When asked about Environmental Certifications, Hauck explained that “Phase I, II, and III were certified LEED. Phase IV and V are or will be certified Enterprise Green Communities. Phase VI is in design right now and will be Passive House (PHIUS) certified (as well at EGC and other certifications that are prerequisites to Phius) and will be an all-electric building not reliant on fossil fuels”. Enterprise Green Community (EGC) certification is quite difficult to obtain. EGC requires integrative design- buildings do not only have to be energy efficient, but should also be designed with the residents’ needs in mind. Additionally, EGC requires both a pre and post-build submission. Once the EGC-certified building is finished, the project team must submit a post-build submission to ensure that they upheld all of the sustainable features and designs they planned within the building. There is also ongoing data collection about the property even after it is built to make sure that it is being properly maintained.
Ridgeway Phase VI, which will be the transformation of a dilapidated building into a new, affordable senior housing development, is very crucial in that it will be The Community Builder’s first PHIUS (Passive House Institute United States) certified affordable housing in NY State. According to Hauck, “Passive House in general is a performance based building certification which focuses on reduced energy consumption for heating and cooling, which is achieved primarily due to a very tight, well insulated building envelope. Due to the tightness of the envelope, continuous ventilation is required to exhaust stale air and introduce fresh air”.

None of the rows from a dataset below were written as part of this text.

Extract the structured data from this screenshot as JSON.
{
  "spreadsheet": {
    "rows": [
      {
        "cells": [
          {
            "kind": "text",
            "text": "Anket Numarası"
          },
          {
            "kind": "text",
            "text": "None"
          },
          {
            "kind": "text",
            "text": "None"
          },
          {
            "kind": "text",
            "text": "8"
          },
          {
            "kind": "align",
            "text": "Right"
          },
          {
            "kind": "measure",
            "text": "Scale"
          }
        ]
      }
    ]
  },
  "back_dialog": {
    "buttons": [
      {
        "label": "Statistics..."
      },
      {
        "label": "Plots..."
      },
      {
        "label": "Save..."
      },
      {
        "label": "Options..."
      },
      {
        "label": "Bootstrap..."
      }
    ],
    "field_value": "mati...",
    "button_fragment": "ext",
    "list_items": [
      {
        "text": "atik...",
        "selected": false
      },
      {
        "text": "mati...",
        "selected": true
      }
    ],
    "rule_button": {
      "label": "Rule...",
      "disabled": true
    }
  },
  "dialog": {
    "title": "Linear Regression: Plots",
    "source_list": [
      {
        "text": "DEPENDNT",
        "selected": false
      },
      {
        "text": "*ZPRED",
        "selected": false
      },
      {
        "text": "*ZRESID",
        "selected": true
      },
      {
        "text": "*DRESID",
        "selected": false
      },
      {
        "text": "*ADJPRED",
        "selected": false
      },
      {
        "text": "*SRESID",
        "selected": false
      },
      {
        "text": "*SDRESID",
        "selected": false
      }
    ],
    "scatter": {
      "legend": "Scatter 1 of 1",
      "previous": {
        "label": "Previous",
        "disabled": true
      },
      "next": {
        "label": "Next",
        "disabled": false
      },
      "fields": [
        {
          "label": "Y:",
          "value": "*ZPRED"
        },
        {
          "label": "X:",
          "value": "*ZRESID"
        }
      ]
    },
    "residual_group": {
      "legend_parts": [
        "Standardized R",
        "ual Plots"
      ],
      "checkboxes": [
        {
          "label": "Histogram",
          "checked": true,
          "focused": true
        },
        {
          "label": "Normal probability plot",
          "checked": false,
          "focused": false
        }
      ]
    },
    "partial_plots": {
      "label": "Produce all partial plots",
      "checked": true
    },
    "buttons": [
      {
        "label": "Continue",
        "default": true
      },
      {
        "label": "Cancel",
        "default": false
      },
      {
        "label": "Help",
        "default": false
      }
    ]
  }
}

Two incredible environmental consultants of KO2 Consulting, a female-owned environmental consulting company, explained how truly groundbreaking Ridgeway VI truly is. Ozgem Ornektekin, the founder and president of KO2 Consulting, and Ellen Zielinski, KO2 Consulting Vice President, said that with both PHIUS and EGC certifications, Ridgeway VI will take its senior residents’ needs into great consideration. Senior residents are particularly vulnerable to heat and the spread of diseases (such as the Covid-19 pandemic). Passive housing, therefore, ensures that there will be proper, energy efficient ventilation to promote fresh air and healthy circulation throughout the development. Additionally, the Ridgeway VI development, rather than a solar panel roof, will have a solar canopy which goes above the rooftop equipment and maximizes solar potential.
Ornektekin said, “Passive house is cutting edge of design and construction in any building. Any new construction attempting passive house is going way above and beyond the building code and normal developer expectation.. it is investing in the future”. Zielinski, when speaking of all of the teams who are working on this project, made sure to emphasize the role of the Yonkers transformation plan, which consisted of months of conversation with the Yonkers public to consider their input and needs on upcoming construction projects. “This plan demonstrates that public housing can be reinvisioned. [Ridgeway VI] is the government impetus to start a process of taking leadership, energy, and sustainability and showing that they have an impact in design. Together, we want to transform public housing into something sustainable that would last longterm”.